▶ _To do_
Look over the listing below and report how many of its lines contain the string "JSON", with no other words.

╭─ The records

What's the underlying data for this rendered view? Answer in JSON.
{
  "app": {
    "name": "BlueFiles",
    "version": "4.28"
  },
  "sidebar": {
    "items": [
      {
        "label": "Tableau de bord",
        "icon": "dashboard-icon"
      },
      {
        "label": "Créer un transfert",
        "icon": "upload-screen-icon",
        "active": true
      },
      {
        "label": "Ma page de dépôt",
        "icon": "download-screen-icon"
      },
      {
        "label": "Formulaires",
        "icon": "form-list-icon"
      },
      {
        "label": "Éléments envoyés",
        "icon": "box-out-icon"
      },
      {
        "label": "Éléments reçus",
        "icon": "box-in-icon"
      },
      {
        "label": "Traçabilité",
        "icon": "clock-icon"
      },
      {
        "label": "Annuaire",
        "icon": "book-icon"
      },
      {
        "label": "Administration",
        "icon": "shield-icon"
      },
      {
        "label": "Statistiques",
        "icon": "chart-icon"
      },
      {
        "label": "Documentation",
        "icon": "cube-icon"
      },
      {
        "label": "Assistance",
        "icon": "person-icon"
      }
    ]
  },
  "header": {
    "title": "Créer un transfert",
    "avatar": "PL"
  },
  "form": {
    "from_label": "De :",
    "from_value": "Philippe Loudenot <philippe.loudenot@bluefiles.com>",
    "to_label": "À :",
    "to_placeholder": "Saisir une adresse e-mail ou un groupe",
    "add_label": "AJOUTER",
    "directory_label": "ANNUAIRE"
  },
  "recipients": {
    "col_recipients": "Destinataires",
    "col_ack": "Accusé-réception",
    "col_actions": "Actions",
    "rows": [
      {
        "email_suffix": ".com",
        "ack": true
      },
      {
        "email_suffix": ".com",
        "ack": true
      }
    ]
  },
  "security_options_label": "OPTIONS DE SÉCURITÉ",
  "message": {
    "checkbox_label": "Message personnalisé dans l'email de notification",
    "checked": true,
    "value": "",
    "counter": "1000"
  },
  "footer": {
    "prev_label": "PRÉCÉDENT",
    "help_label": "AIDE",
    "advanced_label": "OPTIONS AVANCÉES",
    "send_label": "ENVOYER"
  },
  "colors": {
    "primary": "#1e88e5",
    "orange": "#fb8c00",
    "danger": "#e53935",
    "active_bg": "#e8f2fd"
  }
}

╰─
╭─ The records

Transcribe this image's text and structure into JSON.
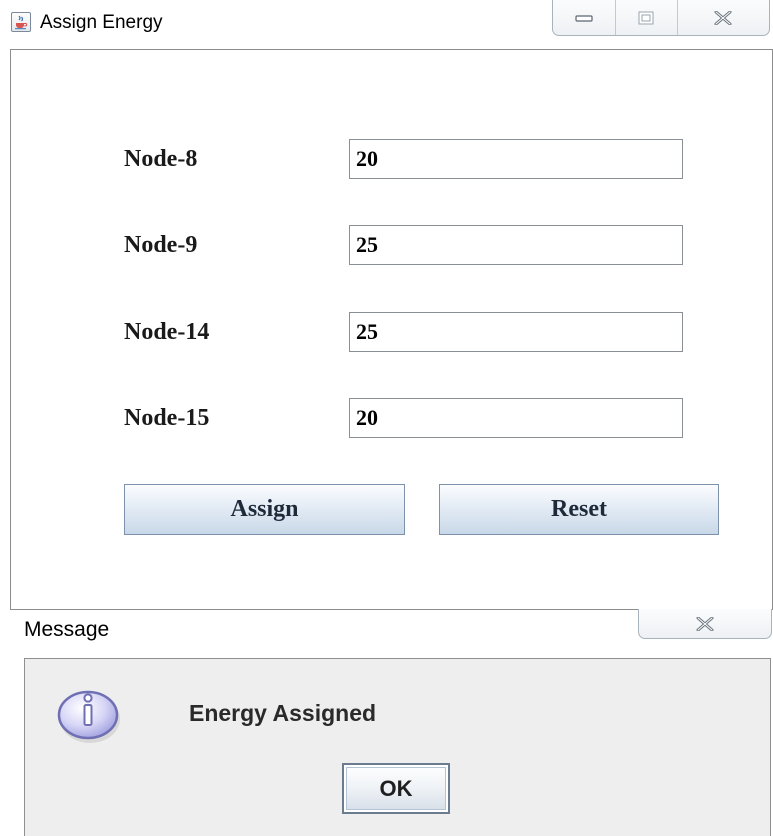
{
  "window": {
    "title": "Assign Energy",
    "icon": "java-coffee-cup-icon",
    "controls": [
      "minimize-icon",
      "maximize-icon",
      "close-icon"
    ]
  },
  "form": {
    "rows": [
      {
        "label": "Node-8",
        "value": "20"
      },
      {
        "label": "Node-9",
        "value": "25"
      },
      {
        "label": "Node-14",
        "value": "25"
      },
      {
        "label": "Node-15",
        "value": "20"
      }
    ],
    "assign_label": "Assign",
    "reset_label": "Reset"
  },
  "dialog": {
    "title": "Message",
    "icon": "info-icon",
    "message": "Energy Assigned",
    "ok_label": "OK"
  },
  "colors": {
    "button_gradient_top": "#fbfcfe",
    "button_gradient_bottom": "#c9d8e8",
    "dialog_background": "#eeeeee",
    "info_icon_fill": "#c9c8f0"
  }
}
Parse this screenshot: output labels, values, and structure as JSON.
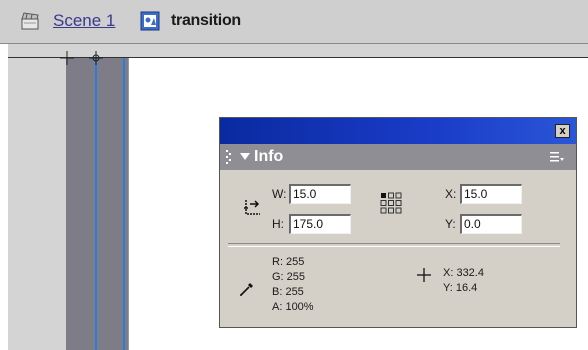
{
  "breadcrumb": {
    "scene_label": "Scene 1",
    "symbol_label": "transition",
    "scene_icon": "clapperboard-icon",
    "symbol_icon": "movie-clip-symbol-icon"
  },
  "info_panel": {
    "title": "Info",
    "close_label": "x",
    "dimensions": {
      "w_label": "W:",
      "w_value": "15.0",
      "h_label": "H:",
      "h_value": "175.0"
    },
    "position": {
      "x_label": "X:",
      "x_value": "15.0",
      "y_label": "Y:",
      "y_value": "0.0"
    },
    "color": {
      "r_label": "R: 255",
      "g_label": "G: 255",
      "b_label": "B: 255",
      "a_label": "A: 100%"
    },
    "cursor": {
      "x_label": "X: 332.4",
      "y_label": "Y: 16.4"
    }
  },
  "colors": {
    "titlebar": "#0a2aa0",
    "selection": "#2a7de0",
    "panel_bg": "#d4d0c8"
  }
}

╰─
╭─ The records

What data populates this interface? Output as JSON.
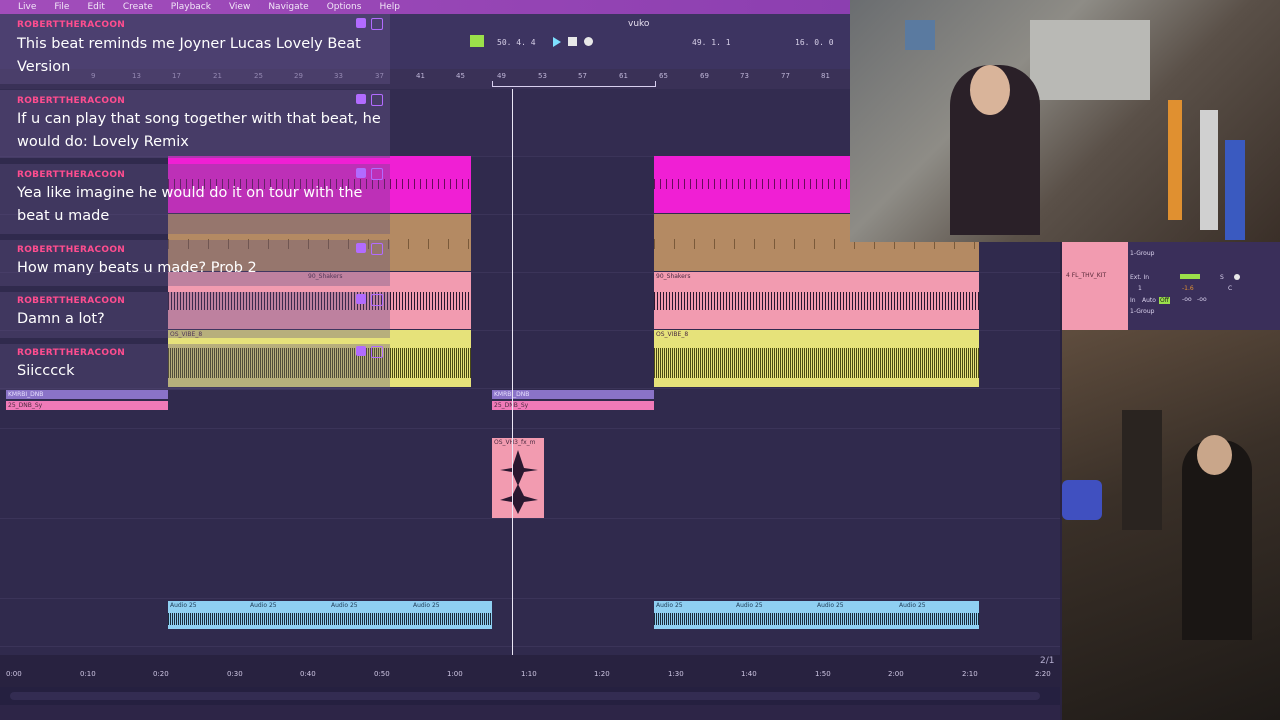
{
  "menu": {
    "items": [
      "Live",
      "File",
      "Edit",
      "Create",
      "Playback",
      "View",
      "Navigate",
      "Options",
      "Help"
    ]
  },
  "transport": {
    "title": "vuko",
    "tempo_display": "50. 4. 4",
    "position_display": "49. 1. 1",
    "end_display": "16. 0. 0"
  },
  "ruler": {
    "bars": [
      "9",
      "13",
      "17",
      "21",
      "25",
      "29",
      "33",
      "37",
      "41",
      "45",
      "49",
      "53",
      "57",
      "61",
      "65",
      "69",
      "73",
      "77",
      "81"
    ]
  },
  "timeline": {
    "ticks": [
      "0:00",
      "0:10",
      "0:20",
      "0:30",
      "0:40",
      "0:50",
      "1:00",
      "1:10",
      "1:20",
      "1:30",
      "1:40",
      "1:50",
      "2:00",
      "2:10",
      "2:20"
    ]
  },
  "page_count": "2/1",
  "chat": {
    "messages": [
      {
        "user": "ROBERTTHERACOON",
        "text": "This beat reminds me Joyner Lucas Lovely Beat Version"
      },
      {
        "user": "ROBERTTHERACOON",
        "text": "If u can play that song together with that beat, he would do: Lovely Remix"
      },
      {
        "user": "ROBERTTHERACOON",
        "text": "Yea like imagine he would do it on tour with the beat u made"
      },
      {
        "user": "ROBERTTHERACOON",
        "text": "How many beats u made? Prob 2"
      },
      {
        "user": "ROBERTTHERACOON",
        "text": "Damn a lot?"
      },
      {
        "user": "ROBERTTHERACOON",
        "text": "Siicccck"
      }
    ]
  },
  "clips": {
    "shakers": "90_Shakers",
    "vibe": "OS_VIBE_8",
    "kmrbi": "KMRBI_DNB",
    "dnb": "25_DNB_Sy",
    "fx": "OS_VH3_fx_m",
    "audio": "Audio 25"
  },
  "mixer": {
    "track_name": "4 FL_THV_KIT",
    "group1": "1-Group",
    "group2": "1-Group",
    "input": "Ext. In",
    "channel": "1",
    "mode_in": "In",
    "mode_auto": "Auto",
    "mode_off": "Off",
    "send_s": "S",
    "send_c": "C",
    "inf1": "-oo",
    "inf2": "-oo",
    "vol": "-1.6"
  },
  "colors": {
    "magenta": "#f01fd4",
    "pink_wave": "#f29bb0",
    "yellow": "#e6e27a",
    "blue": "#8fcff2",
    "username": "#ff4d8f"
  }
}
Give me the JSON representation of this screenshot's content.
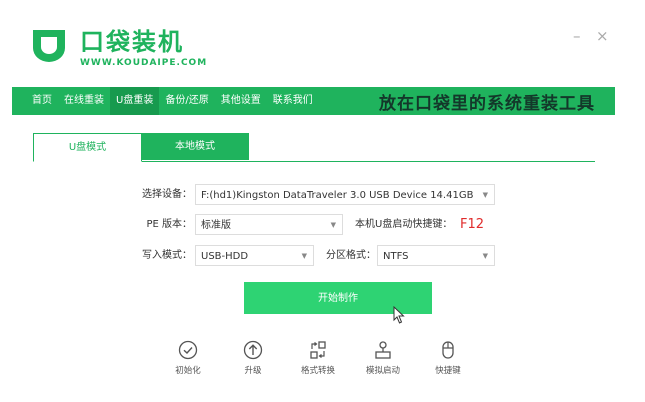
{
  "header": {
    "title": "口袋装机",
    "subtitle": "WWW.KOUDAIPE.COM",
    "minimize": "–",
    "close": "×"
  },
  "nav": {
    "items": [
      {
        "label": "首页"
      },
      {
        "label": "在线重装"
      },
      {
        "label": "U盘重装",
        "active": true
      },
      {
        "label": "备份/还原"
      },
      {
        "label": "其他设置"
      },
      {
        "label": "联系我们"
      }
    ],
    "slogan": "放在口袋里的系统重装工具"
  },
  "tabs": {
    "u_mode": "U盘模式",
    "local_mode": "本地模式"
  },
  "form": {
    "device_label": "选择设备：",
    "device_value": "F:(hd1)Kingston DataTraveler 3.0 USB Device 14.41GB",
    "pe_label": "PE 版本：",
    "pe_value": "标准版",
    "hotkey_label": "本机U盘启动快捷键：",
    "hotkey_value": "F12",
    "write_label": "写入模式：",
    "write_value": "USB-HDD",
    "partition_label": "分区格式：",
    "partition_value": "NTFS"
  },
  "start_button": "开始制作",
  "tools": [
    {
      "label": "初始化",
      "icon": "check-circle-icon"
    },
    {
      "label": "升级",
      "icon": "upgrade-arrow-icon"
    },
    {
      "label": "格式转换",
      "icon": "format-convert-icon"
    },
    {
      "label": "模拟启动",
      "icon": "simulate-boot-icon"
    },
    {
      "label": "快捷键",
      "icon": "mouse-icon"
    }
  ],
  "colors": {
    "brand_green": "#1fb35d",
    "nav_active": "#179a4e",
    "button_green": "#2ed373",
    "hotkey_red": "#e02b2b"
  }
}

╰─

▶ _Solution to the problem_
5